>>>

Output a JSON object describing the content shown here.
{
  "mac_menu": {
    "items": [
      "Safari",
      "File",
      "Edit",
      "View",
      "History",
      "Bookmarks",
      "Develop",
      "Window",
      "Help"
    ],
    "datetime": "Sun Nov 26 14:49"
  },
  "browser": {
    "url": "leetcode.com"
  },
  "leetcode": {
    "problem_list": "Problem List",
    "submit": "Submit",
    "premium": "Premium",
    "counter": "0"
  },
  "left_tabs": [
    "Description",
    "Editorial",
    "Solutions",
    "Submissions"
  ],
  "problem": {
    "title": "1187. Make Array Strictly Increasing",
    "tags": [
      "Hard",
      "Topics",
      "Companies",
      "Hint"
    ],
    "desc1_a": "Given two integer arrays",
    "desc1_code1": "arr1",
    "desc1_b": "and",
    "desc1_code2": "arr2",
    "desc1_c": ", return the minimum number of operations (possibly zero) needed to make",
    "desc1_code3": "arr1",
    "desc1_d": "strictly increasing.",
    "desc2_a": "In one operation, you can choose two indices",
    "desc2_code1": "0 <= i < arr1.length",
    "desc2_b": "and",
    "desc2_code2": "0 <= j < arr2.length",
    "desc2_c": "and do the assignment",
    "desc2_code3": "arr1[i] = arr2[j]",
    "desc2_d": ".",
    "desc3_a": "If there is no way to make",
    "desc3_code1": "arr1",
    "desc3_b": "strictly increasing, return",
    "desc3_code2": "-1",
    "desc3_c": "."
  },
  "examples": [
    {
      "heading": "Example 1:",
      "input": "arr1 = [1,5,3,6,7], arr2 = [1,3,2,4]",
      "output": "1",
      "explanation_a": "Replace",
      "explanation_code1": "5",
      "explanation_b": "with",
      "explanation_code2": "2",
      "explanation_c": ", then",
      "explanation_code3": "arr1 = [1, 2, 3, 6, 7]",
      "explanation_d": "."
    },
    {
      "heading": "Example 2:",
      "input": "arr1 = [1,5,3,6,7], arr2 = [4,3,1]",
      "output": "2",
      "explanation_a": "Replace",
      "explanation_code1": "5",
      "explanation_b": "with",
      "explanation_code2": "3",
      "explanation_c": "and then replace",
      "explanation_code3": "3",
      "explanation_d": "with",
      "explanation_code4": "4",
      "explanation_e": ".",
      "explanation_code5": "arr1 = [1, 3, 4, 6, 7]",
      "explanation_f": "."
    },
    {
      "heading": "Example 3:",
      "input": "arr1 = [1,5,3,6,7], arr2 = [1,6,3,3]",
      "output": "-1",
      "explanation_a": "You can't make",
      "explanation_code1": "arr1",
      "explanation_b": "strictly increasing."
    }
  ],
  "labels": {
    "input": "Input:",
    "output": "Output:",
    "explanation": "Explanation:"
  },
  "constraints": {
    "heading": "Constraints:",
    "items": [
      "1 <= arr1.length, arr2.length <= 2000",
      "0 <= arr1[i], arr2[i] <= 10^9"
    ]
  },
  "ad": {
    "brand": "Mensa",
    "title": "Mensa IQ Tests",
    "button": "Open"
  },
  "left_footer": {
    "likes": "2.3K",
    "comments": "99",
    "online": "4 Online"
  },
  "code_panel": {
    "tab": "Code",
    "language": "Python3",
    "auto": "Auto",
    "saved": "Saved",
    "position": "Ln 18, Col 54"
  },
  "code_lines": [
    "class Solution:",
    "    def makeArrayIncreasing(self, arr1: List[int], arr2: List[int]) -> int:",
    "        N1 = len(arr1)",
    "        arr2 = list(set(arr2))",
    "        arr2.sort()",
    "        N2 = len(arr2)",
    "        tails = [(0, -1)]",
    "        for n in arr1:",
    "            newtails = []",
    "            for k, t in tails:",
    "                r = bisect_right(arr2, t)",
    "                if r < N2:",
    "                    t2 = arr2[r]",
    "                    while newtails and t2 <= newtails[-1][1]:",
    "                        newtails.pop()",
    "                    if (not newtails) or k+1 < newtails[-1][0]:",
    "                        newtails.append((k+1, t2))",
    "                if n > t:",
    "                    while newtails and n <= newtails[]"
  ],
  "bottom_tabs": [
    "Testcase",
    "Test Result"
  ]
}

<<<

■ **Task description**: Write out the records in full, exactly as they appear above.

■ **Exercise solution**:
Output a JSON object describing the content shown here.
{
  "mac_menu": {
    "items": [
      "Safari",
      "File",
      "Edit",
      "View",
      "History",
      "Bookmarks",
      "Develop",
      "Window",
      "Help"
    ],
    "datetime": "Sun Nov 26 14:49"
  },
  "browser": {
    "url": "leetcode.com"
  },
  "leetcode": {
    "problem_list": "Problem List",
    "submit": "Submit",
    "premium": "Premium",
    "counter": "0"
  },
  "left_tabs": [
    "Description",
    "Editorial",
    "Solutions",
    "Submissions"
  ],
  "problem": {
    "title": "1187. Make Array Strictly Increasing",
    "tags": [
      "Hard",
      "Topics",
      "Companies",
      "Hint"
    ],
    "desc1_a": "Given two integer arrays",
    "desc1_code1": "arr1",
    "desc1_b": "and",
    "desc1_code2": "arr2",
    "desc1_c": ", return the minimum number of operations (possibly zero) needed to make",
    "desc1_code3": "arr1",
    "desc1_d": "strictly increasing.",
    "desc2_a": "In one operation, you can choose two indices",
    "desc2_code1": "0 <= i < arr1.length",
    "desc2_b": "and",
    "desc2_code2": "0 <= j < arr2.length",
    "desc2_c": "and do the assignment",
    "desc2_code3": "arr1[i] = arr2[j]",
    "desc2_d": ".",
    "desc3_a": "If there is no way to make",
    "desc3_code1": "arr1",
    "desc3_b": "strictly increasing, return",
    "desc3_code2": "-1",
    "desc3_c": "."
  },
  "examples": [
    {
      "heading": "Example 1:",
      "input": "arr1 = [1,5,3,6,7], arr2 = [1,3,2,4]",
      "output": "1",
      "explanation_a": "Replace",
      "explanation_code1": "5",
      "explanation_b": "with",
      "explanation_code2": "2",
      "explanation_c": ", then",
      "explanation_code3": "arr1 = [1, 2, 3, 6, 7]",
      "explanation_d": "."
    },
    {
      "heading": "Example 2:",
      "input": "arr1 = [1,5,3,6,7], arr2 = [4,3,1]",
      "output": "2",
      "explanation_a": "Replace",
      "explanation_code1": "5",
      "explanation_b": "with",
      "explanation_code2": "3",
      "explanation_c": "and then replace",
      "explanation_code3": "3",
      "explanation_d": "with",
      "explanation_code4": "4",
      "explanation_e": ".",
      "explanation_code5": "arr1 = [1, 3, 4, 6, 7]",
      "explanation_f": "."
    },
    {
      "heading": "Example 3:",
      "input": "arr1 = [1,5,3,6,7], arr2 = [1,6,3,3]",
      "output": "-1",
      "explanation_a": "You can't make",
      "explanation_code1": "arr1",
      "explanation_b": "strictly increasing."
    }
  ],
  "labels": {
    "input": "Input:",
    "output": "Output:",
    "explanation": "Explanation:"
  },
  "constraints": {
    "heading": "Constraints:",
    "items": [
      "1 <= arr1.length, arr2.length <= 2000",
      "0 <= arr1[i], arr2[i] <= 10^9"
    ]
  },
  "ad": {
    "brand": "Mensa",
    "title": "Mensa IQ Tests",
    "button": "Open"
  },
  "left_footer": {
    "likes": "2.3K",
    "comments": "99",
    "online": "4 Online"
  },
  "code_panel": {
    "tab": "Code",
    "language": "Python3",
    "auto": "Auto",
    "saved": "Saved",
    "position": "Ln 18, Col 54"
  },
  "code_lines": [
    "class Solution:",
    "    def makeArrayIncreasing(self, arr1: List[int], arr2: List[int]) -> int:",
    "        N1 = len(arr1)",
    "        arr2 = list(set(arr2))",
    "        arr2.sort()",
    "        N2 = len(arr2)",
    "        tails = [(0, -1)]",
    "        for n in arr1:",
    "            newtails = []",
    "            for k, t in tails:",
    "                r = bisect_right(arr2, t)",
    "                if r < N2:",
    "                    t2 = arr2[r]",
    "                    while newtails and t2 <= newtails[-1][1]:",
    "                        newtails.pop()",
    "                    if (not newtails) or k+1 < newtails[-1][0]:",
    "                        newtails.append((k+1, t2))",
    "                if n > t:",
    "                    while newtails and n <= newtails[]"
  ],
  "bottom_tabs": [
    "Testcase",
    "Test Result"
  ]
}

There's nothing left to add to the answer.